The 2010 General Election may have been and gone, but the hung parliament means it is still not clear just what the change of government will mean for take home pay. All the parties have policies related to taxation, and The Salary Calculator has tried to show you what their different policies may mean to you. Enter your salary details in the form below, and see how your annual take-home might be affected if the different policies come into law.
Note: These are estimated figures only, based on the limited information the parties have made available. More information below. If you can help provide more detailed information please let us know.
Notes on the Election Comparison Calculator
The Election Comparison Calculator uses the information made available by the parties to estimate what the impact on you of those policy changes would be. In a lot of cases, not all of the details are available (for example, changes to tax bands or tax rates). The current rates and bands have been used, with the exception of National Insurance contributions which reflect the 1% increase already set out by the Chancellor to take effect from April 2011. Since tax bands usually increase in line with inflation, it should be expected that by the next budget these would change but this information is not yet available.
Not all of the parties have made specific policy statements about every area of income tax / national insurance / pensions. The Election Comparison Calculator assumes that if no policy statement on a subject has been made by the party, no change would be made by them in their next budget. This means that the blind person's allowance, marriage credit and student loan repayments are the same across the board, as well as the reduction of the personal allowance for those earning over £100,000. Details of the general information used by the calculator are on the page about The Salary Calculator. Party-specific details are below:
PAYE tax / NI contributions are not the only way that the government can gather revenue, and they are not the only ways in which the parties' tax policies differ. Inheritance tax, VAT, corporation tax and many other variables will be debated during the election campaign but they are not relevant to this calculator and are thereforee not included. This may mean that although you may think you would be better off under a certain party, other tax changes recommended by that party may have a negative effect on your total disposable income.
As the current ruling party, the Labour policy is essentially the same as the current tax / NI system. Alistair Darling announced plans to increase employee National Insurance contributions from 11% to 12% between the primary threshold and the upper earnings limit, so this change has been included in the calculations above.
Labour have also said that they will reduce the pension tax relief for those earning over £130,000 (currently, pension contributions are tax-free). These are not included in the calculations, however, as the reductions in tax relief are rather complex and Labour do not intend to do this as part of PAYE - all affected people would already be submitting a tax return, and this would be calculated at that stage.
Although the Conservatives are usually not in favour of high taxes, they recognise that now, just recovering from a recession, is not the time to make drastic cuts to taxes. Temporarily at least, the 50% tax rate would remain. They are very much against Labour's increase in National Insurance but it appears they would not remove it immediately but instead work around it, by increasing the primary threshold at which you start paying NI and also increasing the upper earnings limit.
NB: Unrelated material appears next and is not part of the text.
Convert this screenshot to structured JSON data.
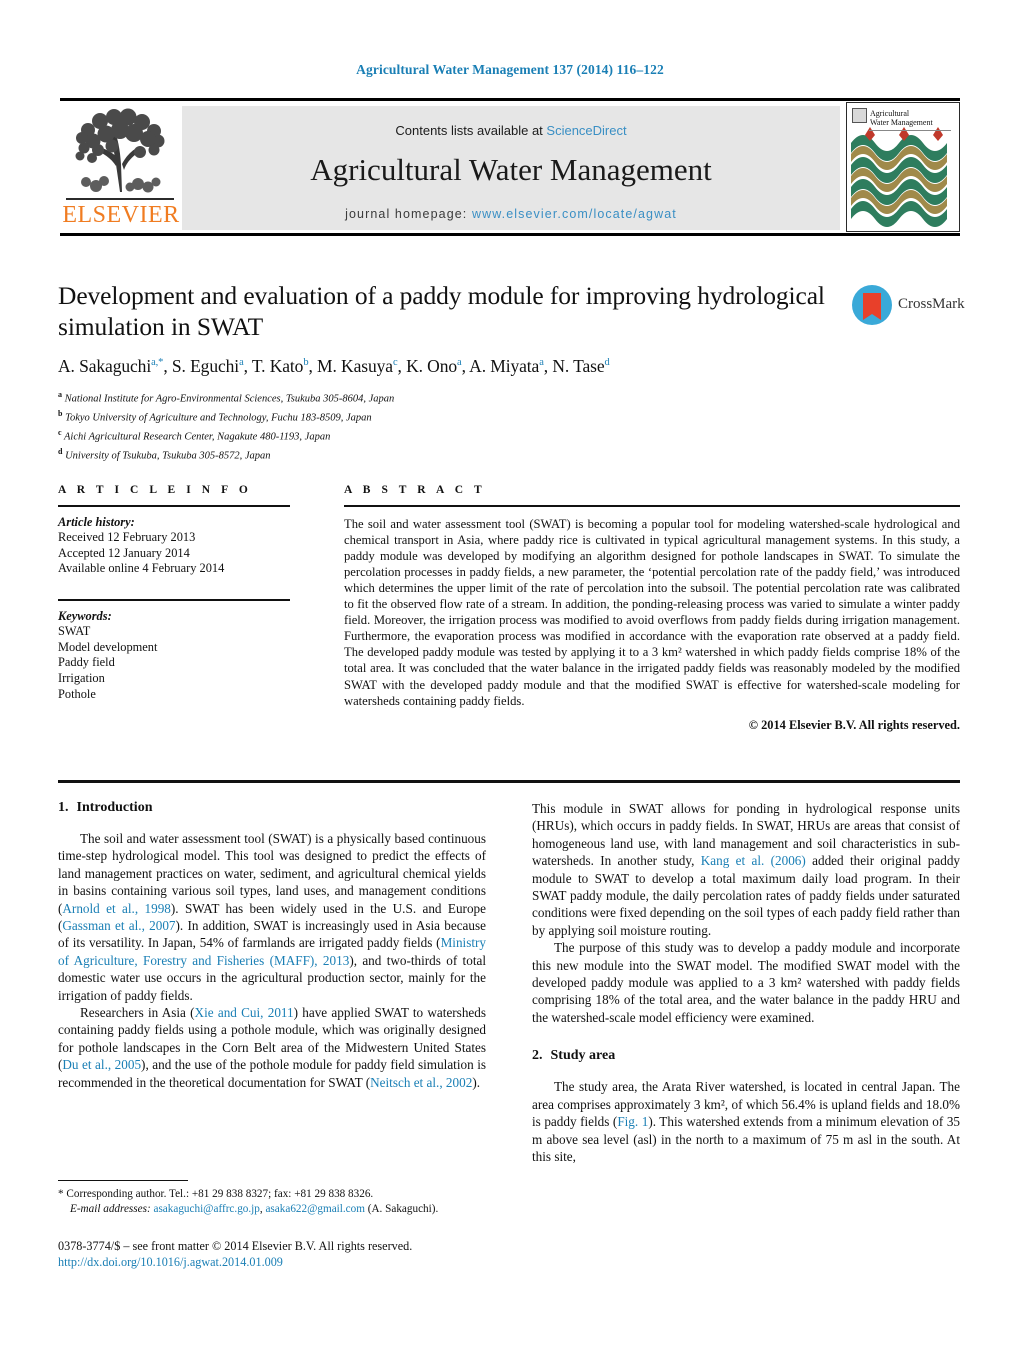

The Conservatives also say they will reward marriage in the tax system but no details as yet are available.
The Lib Dems say they will increase the personal allowance to £10,000 - meaning those earning under £10k would pay no tax at all. This is a significant increase on the current limit for the under-65s of £6,475, but will not make much difference to those over 65.
Like Labour, they also say they will reduce the tax relief on pension contributions, but the Lib Dems say this will mean a restriction of tax relief to the basic 20% tax rate for all individuals, not just those earning over £130,000. This means that those in the 20% band will still get their pension contributions tax free, but those earning more will only save 20% tax, even if they are in higher tax brackets.
In the longer term, the Lib Dems say they will replace Council Tax with a local tax which is based on ability to pay (i.e., a further income tax). However, the details are not yet available and they would only begin piloting with select local councils in the second year of their Parliament if they come to power, so this is not included in the calculator.
The Green Party's policy on pensions is to end tax relief on pension contributions entirely - therefore, pension contributions are made after tax, not before.
In the short term, they would change National Insurance so that the primary threshold at which you start paying NI is the same as the income tax threshold. They would remove the NI upper earnings limit entirely, meaning that there is no level at which NI contributions go from 12% to 1% - significantly affecting higher earners. Long term, they plan to merge NI and income tax together, but this is not included in the calculator.
UK Independence Party
UKIP have the most radical but also the simplest approach to PAYE. They believe the current system is too complex and propose to replace it with a flat tax approach. A personal allowance of £11,500 would be tax free, after which a flat rate of 31% would be charged - to replace both income tax and National Insurance. It is not clear whether or not pension contributions would remain tax free, the calculator assumes not.